Hurrah! Or should that be ‘très bien’ – we revisit the romantic-weekend capital of the world, with a peek at some more insider secrets from Paris, in the second Smith Travel Blog communiqué from Francophile femme and founder of Girls’ Guide to Paris, Doni Belau. Here, she reveals the Paris hidden away in its many ‘passages’ – that’s a bit like an arcade, to you and me.
Heading to Paris this summer? Why not tuck into one of the city’s 19th-century passages for a bit of shopping, sheltered from the midday sun. Yes, occasionally Paris does have its hot days, and nothing says Paris like its passages. Of course they are perfect to tour on rainy days as well. Built in the late 1700s and early 1800s, these covered passageways were the precursor to our present-day malls, allowing the ladies of the day to do their shopping in a more sheltered fashion, without the mud from horse and buggy defiling their petticoats.

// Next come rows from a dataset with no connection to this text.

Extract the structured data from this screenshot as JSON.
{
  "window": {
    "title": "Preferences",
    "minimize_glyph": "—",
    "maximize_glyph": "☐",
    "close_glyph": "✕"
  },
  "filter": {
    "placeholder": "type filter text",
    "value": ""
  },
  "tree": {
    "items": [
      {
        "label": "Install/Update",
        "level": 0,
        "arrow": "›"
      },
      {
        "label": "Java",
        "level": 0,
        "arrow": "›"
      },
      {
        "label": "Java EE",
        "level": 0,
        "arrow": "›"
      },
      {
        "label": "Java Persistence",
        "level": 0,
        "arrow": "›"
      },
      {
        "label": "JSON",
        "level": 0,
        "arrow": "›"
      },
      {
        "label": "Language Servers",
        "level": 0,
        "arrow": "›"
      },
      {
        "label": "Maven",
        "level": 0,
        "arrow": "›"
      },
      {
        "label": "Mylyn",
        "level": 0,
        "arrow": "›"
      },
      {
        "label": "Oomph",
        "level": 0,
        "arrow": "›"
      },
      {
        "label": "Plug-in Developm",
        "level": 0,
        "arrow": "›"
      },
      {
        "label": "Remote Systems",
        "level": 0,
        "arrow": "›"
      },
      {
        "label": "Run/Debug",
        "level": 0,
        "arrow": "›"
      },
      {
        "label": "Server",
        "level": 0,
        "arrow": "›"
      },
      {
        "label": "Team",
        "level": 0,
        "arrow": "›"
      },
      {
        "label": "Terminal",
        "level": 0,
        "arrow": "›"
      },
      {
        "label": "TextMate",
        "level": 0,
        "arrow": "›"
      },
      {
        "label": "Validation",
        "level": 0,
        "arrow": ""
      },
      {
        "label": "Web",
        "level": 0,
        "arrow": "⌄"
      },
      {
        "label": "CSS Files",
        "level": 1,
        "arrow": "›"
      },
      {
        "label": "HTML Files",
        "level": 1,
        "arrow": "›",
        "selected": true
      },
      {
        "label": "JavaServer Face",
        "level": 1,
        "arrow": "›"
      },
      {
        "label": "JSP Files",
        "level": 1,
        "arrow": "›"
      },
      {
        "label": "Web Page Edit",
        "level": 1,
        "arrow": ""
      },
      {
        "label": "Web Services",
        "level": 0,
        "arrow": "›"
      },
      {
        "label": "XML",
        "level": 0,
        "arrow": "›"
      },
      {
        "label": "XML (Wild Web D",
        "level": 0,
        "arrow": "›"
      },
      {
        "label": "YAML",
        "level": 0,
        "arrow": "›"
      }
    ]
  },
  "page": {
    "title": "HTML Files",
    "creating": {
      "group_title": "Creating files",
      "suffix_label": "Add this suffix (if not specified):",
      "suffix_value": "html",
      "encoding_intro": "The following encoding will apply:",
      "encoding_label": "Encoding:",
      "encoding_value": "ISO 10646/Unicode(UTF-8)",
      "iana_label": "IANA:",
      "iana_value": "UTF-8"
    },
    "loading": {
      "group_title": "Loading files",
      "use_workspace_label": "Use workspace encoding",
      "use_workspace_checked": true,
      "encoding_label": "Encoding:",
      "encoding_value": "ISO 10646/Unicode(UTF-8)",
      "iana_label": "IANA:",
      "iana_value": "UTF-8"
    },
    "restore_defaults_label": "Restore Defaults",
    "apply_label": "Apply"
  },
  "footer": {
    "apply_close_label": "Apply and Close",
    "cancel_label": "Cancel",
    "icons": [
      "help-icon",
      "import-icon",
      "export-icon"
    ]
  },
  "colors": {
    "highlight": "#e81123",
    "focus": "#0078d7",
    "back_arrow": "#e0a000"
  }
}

There are many passages in Paris, but they tend to be centered in the 1st, 2nd and 9th Arrondissements. Each passage has its own flavor and style. Some are void of shops, but most house adorable little boutiques or restaurants. And every one of them gives you that ‘I know I’m in Paris’ feeling.
Galerie Vivienne is probably my favorite, with its spectacular mosaic tiles and great shopping. Here you’ll find a charming modern art gallery, Martine Moisan, which gives art lessons on Saturdays; a fabulous florist, Emilio Robba; a killer tea salon, A Priori Thé; and a bookshop of rare finds. There’s even a bistro (Bistrot Vivienne) and a fine wine shop, Legrand Filles et Fils. But the crème de la crème is Jean Paul Gaultier’s shop — oh la la, and there’s more… But I’ll let you discover that for yourselves.
The Passage Colbert is also quite beautiful, possibly more grand than Vivienne in style, but the only place to enter it is the brasserie Le Grand Colbert (left), of Something’s Gotta Give movie fame—remember the romantic scene where Diane Keaton orders the roast chicken? It is one of the few independently owned bistros left in Paris, though it could use a bit of a polish.
Not to be missed is the Galerie Véro-Dodat, in the 1st, with the über-famous Christian Louboutin — do I hear a flock of fashionistas running? And as if that weren’t enough, you’ll find cosmetic goddess Terry de Gunzburg’s shop, By Terry, for make-up and a quick redo. And discover antique dolls at Robert Capia’s store.
The Passage du Grand Cerf is home to fashion and was declared the hippest of the arcades by the New York Times back in 2003. It houses Satellite, a costume jeweler (see cuff, right), as well as Bei Style, a Chinese designer, among other interesting shops. Rickshaw is a fun store for interior accents with a Bollywood vibe. There’s also MX Sylvie Branellec for pearls and PM Co Style for interesting interiors. The Passage des Panoramas is the oldest and has many restaurants and cafés, most notably Racines, now run by a new owner, but its natural wine list is still to die for.
Another shop of interest is the engraver Stern (profiled here), a great source if you need an invitation engraved or would like to make yourself a proper French calling card. Is there a cooler item to come home with than your own proper French calling card?
In the Passage Jouffroy (left) there’s a darling toy store, Pain d’Épices, for all manner of doll and bear needs, and a needlepoint hop, Le Bonheur des Dames. Old movie posters, Lebanese pastries and the wax museum of Paris, the Grévin, can also be found in Jouffroy. The Passage Verdeau has antiques, comics, musical instruments and engravings. The Passage des Princes specializes in toys.
There are a multitude of passages to explore: why not make a day of it?
Read more of Doni’s tips in Girls’ Guide to Paris.